Side-by-side, the comparison doesn't look good.
News from the United Kingdom this week shows what is possible when political leaders work together in the best interests of a nation rather than tearing each other apart. Conservative UK Prime Minister David Cameron, alongside his Liberal Democrats Deputy Prime Minister Nick Clegg and the Labour Opposition Leader Ed Miliband, issued a joint statement committing the UK to serious, far-reaching action on climate change.
“Climate change is one of the most serious threats facing the world today,” the statement read. “It is not just a threat to the environment, but also to our national and global security, to poverty eradication and economic prosperity.” The three major British political parties then agreed to chart a common course to seek a fair and strong global climate deal which limits temperature rises to below 2C, and to phase out all unabated coal-fired power stations.
Some context is needed here. Britain is facing a general election in May as world leaders negotiate a global agreement in Paris this December which would see every country sign up to the global effort to avoid dangerous climate change and commit to real pollution cuts. This remarkable display of British bipartisanship ensures that whatever happens in May, the UK Government will play a leading role in securing strong global agreement.
The British have elevated climate change above the imminent churn of an election campaign, placing climate change where it should be on the national agenda: right in the middle, and above short term politics. Right now, it’s hard to imagine Australian politics reaching this level of bipartisanship.
To put it bluntly, both climate change and energy policy in Australia have been pushed around like a political football and are now in a state of chaos. Let’s go through the list.
The Renewable Energy Target is an open wound that is currently damaging both the government and the economy. Tony Abbott took something which was working successfully, pulled the rug out from under the industry, and is slowly suffocating the renewable energy investment in Australia. Renewable investment fell 88 percent in 2014, meaning we are now behind Myanmar and other developing countries when it comes to renewable investment. This is a mess of the Government’s own making. With the Prime Minister’s new commitment to ‘good government’ he should drop his Government’s unpopular and rather bizarre opposition to renewable energy.
The Energy White Paper is already months behind schedule. Its forerunner, the Green Paper, amazingly mentioned climate change just twice, and had little to say about renewable energy. Instead with its focus on removing barriers to mining, it positioned Australia as little more than a quarry, desperately clinging onto the polluting energy sources of the past.
The working carbon price was scrapped and the Direct Action scheme is behind schedule and seriously underfunded. The first round of auctions to determine which polluters receive their subsidy were due the first quarter of 2015. Last week, the Government announced the first auctions would not be before April. Updated modelling from Reputex revealed Direct Action would get Australia nowhere near our 2020 target without billions of dollars in extra funding.

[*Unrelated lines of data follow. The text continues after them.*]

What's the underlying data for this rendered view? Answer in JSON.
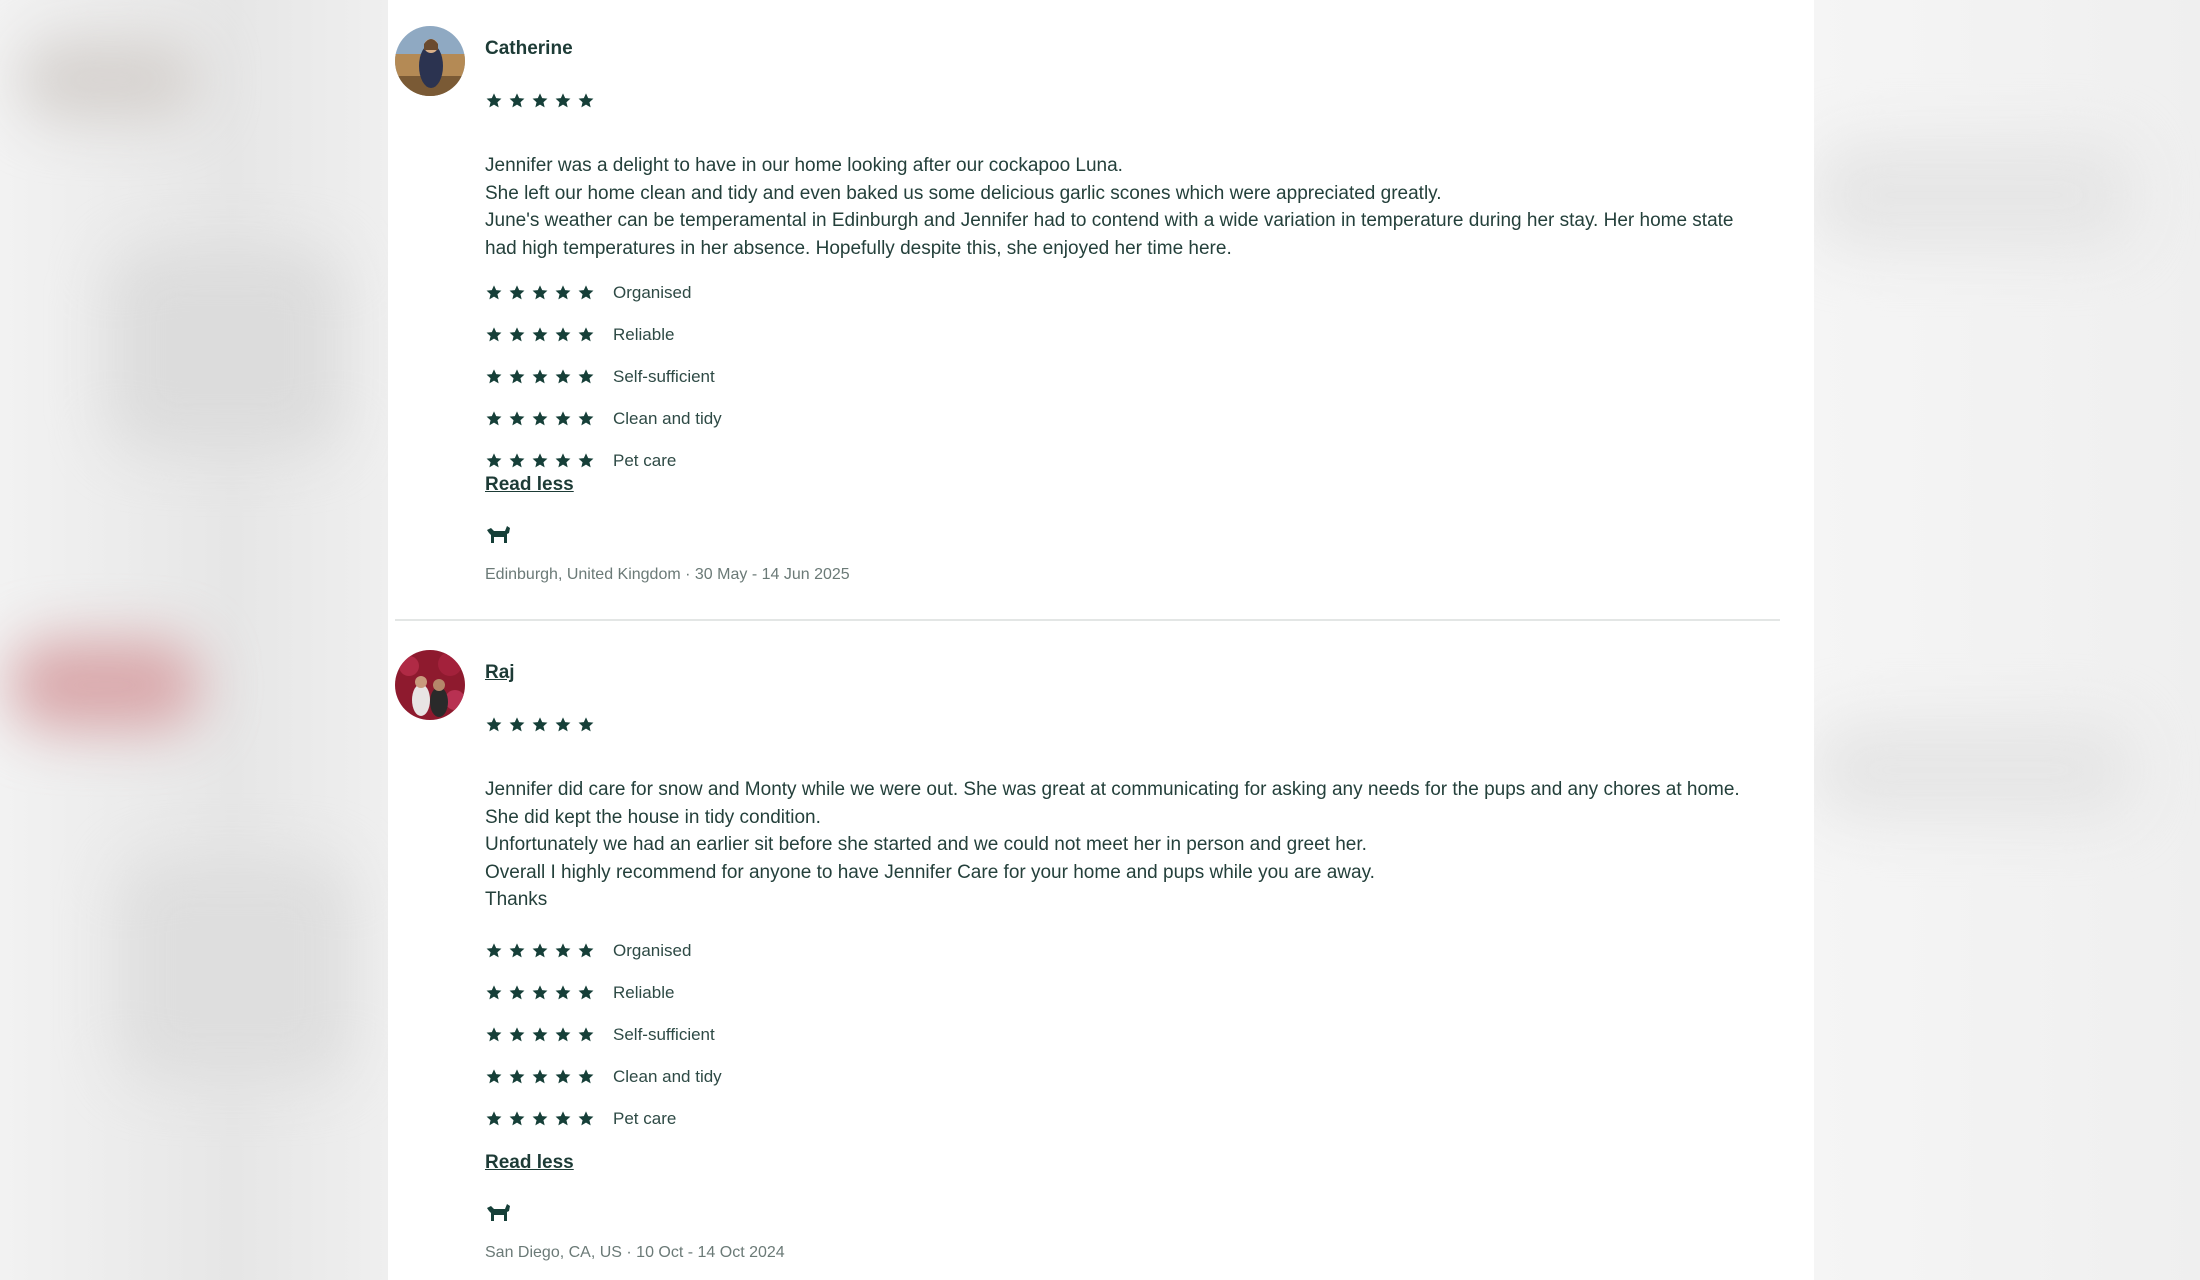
{
  "colors": {
    "star": "#163f38",
    "text": "#24403b",
    "heading": "#1d3b36",
    "meta": "#6b7a77",
    "divider": "#e3e6e5"
  },
  "reviews": [
    {
      "reviewer": "Catherine",
      "overall_rating": 5,
      "text": [
        "Jennifer was a delight to have in our home looking after our cockapoo Luna.",
        "She left our home clean and tidy and even baked us some delicious garlic scones which were appreciated greatly.",
        "June's weather can be temperamental in Edinburgh and Jennifer had to contend with a wide variation in temperature during her stay. Her home state had high temperatures in her absence. Hopefully despite this, she enjoyed her time here."
      ],
      "criteria": [
        {
          "label": "Organised",
          "rating": 5
        },
        {
          "label": "Reliable",
          "rating": 5
        },
        {
          "label": "Self-sufficient",
          "rating": 5
        },
        {
          "label": "Clean and tidy",
          "rating": 5
        },
        {
          "label": "Pet care",
          "rating": 5
        }
      ],
      "read_less_label": "Read less",
      "pet_icon": "dog-icon",
      "meta": "Edinburgh, United Kingdom · 30 May - 14 Jun 2025"
    },
    {
      "reviewer": "Raj",
      "overall_rating": 5,
      "text": [
        "Jennifer did care for snow and Monty while we were out. She was great at communicating for asking any needs for the pups and any chores at home.",
        "She did kept the house in tidy condition.",
        "Unfortunately we had an earlier sit before she started and we could not meet her in person and greet her.",
        "Overall I highly recommend for anyone to have Jennifer Care for your home and pups while you are away.",
        "Thanks"
      ],
      "criteria": [
        {
          "label": "Organised",
          "rating": 5
        },
        {
          "label": "Reliable",
          "rating": 5
        },
        {
          "label": "Self-sufficient",
          "rating": 5
        },
        {
          "label": "Clean and tidy",
          "rating": 5
        },
        {
          "label": "Pet care",
          "rating": 5
        }
      ],
      "read_less_label": "Read less",
      "pet_icon": "dog-icon",
      "meta": "San Diego, CA, US · 10 Oct - 14 Oct 2024"
    }
  ]
}
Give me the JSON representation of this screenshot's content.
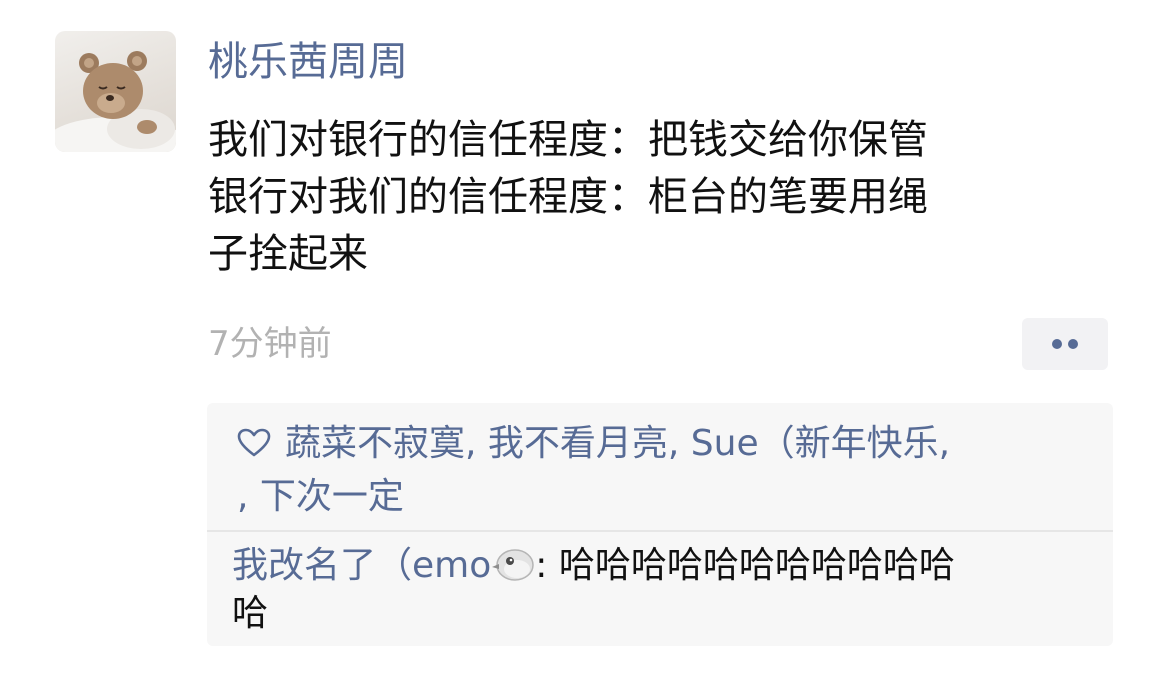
{
  "post": {
    "username": "桃乐茜周周",
    "content_lines": [
      "我们对银行的信任程度：把钱交给你保管",
      "银行对我们的信任程度：柜台的笔要用绳",
      "子拴起来"
    ],
    "time": "7分钟前"
  },
  "likes": {
    "line1": "蔬菜不寂寞, 我不看月亮, Sue（新年快乐,",
    "line2": ", 下次一定",
    "icon": "heart-outline-icon"
  },
  "comment": {
    "author": "我改名了（emo",
    "author_emoji": "bird-face-icon",
    "separator": ": ",
    "text_line1": "哈哈哈哈哈哈哈哈哈哈哈",
    "text_line2": "哈"
  },
  "colors": {
    "link": "#576b95",
    "text": "#111111",
    "timestamp": "#b2b2b2",
    "panel": "#f7f7f7"
  }
}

Looming over all this chaos is the end of year Paris conference. The world is closer than we’ve ever been to finalising an international agreement which commits all nations to cutting carbon pollution. To get there, the UN is asking countries to announce what they are prepared to do and how much pollution they are prepared to cut in the years beyond 2020?
At the UN’s Lima climate change meeting in December, nations agreed to announce targets by the end of March. Immediately, Australia undermined this international approach by deciding on its own timetable. So we won’t hear what our government will take to Paris until June at the earliest – at least three months’ late. The European Union is going to announce in a few weeks, with the US and other nations expected to follow. We’re already being shown up as the odd one out in global negotiations – the recalcitrant, pugilistic bully at the back of the classroom.
The lead up to Paris will see significant international pressure come to bear on Australia. In late 2014, we got a taste of this pressure, when the US President pointed out we could do more, and we were criticised at Lima. This will only grow through 2015, as nations start to call Australia out as the ‘colossal fossil’ we are fast becoming.
In Paris, the Abbott Government is left with two options: defy the world, or come up with a climate change policy where we do our fair share of cutting pollution. I hope they choose the latter for the sake of all Australians.
The late Nelson Mandela once said that it always seems impossible, until its done. In that spirit of achieving the seemingly impossible, I look forward to the day that Australian political parties look to their political allies in the UK and make climate change an issue that transcends political cycles and ideologies. Mr Abbott and Mr Shorten, please take that great leap forward in bipartisan climate leadership.
Kelly O’Shanassy is the CEO of the Australian Conservation Foundation, a non-partisan environment group.